MySpace Cedes Social Network to Facebook in Mashup

Mashup with Facebook allows MySpace users to populate their MySpace Web pages with likes and interests of a user's Facebook profile. Will it help MySpace return to relevance?

News Analysis: When MySpace and Facebook unveiled their deal to pull Facebook profile content into MySpace, it was hard for the media to suppress a collective sardonic grin.

What MySpace is doing with Mashup with Facebook is allowing the few million or so users who haven't dropped it for Facebook to populate their MySpace Web pages with likes and interests of a user's Facebook profile.

This is quite the access point to provide to a company that three years ago dwarfed it in traffic and users. That's the equivalent of the white flag, no?

Forrester Research analyst Augie Ray said MySpace waved the white flag years ago when Facebook powered its way past MySpace and the old incumbent took no action to reverse the trend.

"Last month's announcement of a new vision for MySpace was the concession speech," Ray told eWEEK.

"[The] joint announcement was the political equivalent of Obama naming Clinton as his Secretary of State," said Ray, enjoying his political analogy. "MySpace has long since stopped being a serious competitor to Facebook, and now MySpace is relying on Facebook to succeed in its second coming."

OK, so maybe MySpace, which has seen executives come and go almost as much as Yahoo in the last three years, is well past the point of flag-waving.
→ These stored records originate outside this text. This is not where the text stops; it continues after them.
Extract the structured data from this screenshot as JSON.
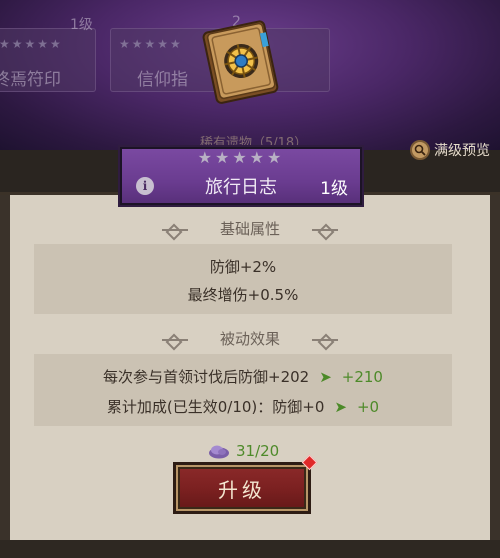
{
  "background": {
    "card_left": {
      "stars": "★★★★★",
      "name": "终焉符印",
      "level": "1级"
    },
    "card_right": {
      "stars": "★★★★★",
      "name": "信仰指",
      "level": "2"
    },
    "collection_text": "稀有遗物（5/18）"
  },
  "preview": {
    "label": "满级预览"
  },
  "banner": {
    "stars": "★★★★★",
    "name": "旅行日志",
    "level": "1级",
    "info_glyph": "i"
  },
  "base_stats": {
    "header": "基础属性",
    "lines": [
      "防御+2%",
      "最终增伤+0.5%"
    ]
  },
  "passive": {
    "header": "被动效果",
    "lines": [
      {
        "text": "每次参与首领讨伐后防御+202",
        "arrow": "➤",
        "value": "+210"
      },
      {
        "text": "累计加成(已生效0/10)：防御+0",
        "arrow": "➤",
        "value": "+0"
      }
    ]
  },
  "cost": {
    "value": "31/20"
  },
  "upgrade": {
    "label": "升级"
  },
  "colors": {
    "purple": "#6a3c90",
    "panel": "#d8d0c2",
    "green": "#4e8a2a",
    "button_red": "#7a2020"
  }
}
What it's doing then is riding Facebook's coattails, hopefully to grab from crumbs from Facebook's social network banquet table as a "social entertainment destination for Gen Y." MySpace has become an entertainment portal extension to Facebook.

MySpace, sadly, has become the digital equivalent of a neighborhood youth hall just a few short years after MySpace co-founder Chris DeWolfe appeared on stage at the Web 2.0 Summit with News Corp. media mogul Rupert Murdoch.
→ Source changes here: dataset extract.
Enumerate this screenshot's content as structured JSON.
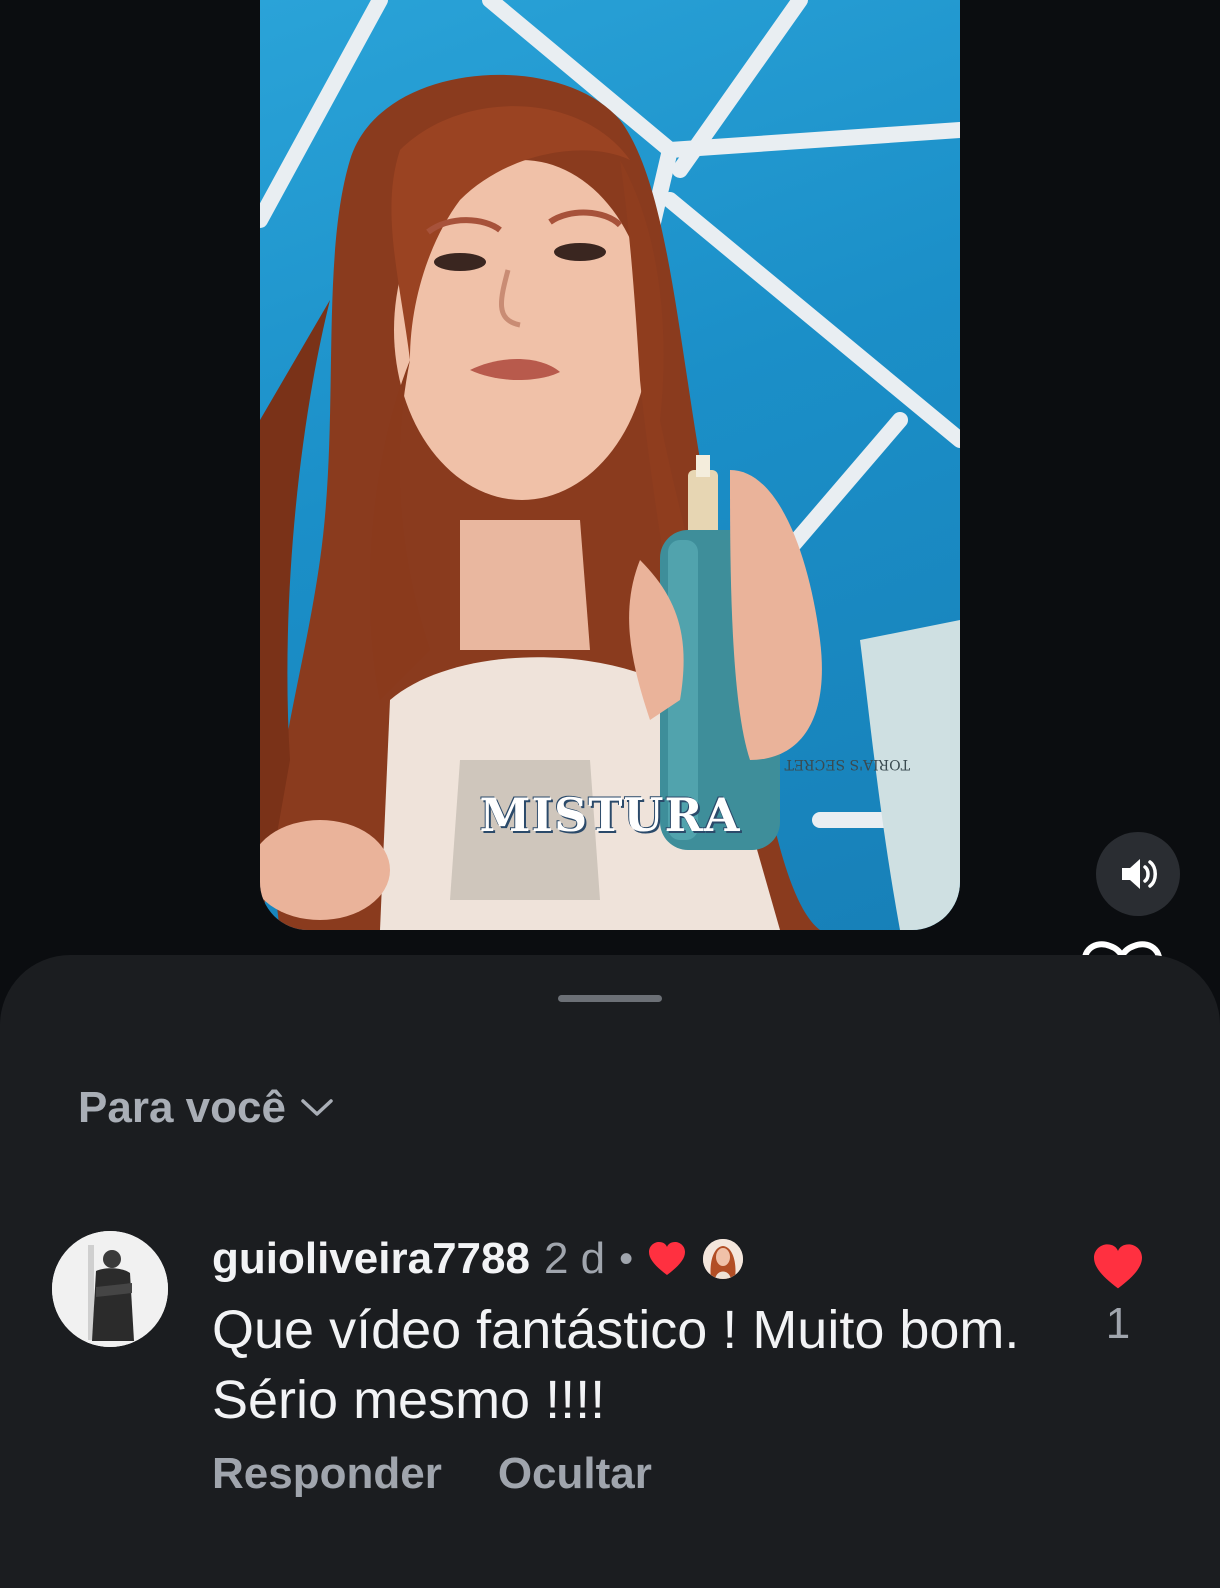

Mashup with Facebook hooks users into Facebook via Facebook Connect, allowing users to spruce up their existing profile based on information they've listed in their Facebook profile.

Facebook "likes" and "interests" are matched to relevant MySpace topic pages, profiles, video programming and other entertainment content.

In time, MySpace will use the Facebook Like button across the site "to give users an easy way to share their entertainment interests with their friends on Facebook."

Forrester's Ray said MySpace seems to get more out of this partnership than Facebook because Facebook Likes can help create an instantaneously personalized experience, making it much more likely users will stick around and return.

"As for Facebook, this doesn't seem to provide any new revenue opportunities; instead, it allows Facebook to make the point that your data is, in fact, your data-you can use it any way you want, including making your MySpace experience better," Ray added.

Ray brings up a good point. Facebook's reticence to let users export their contact info to Google Gmail has been a sore spot of bad PR for the company this month.

It didn't get any better when Twitter CEO Evan Williams admitted to being frustrated that Facebook wouldn't allow Twitter to integrate fully with the social network.

Still, others will be scratching their heads over Mashup with Facebook. Could partnering with MySpace, long ago left for dead, be damaging to Facebook's credibility?

Why give a rival attention it otherwise wouldn't garner?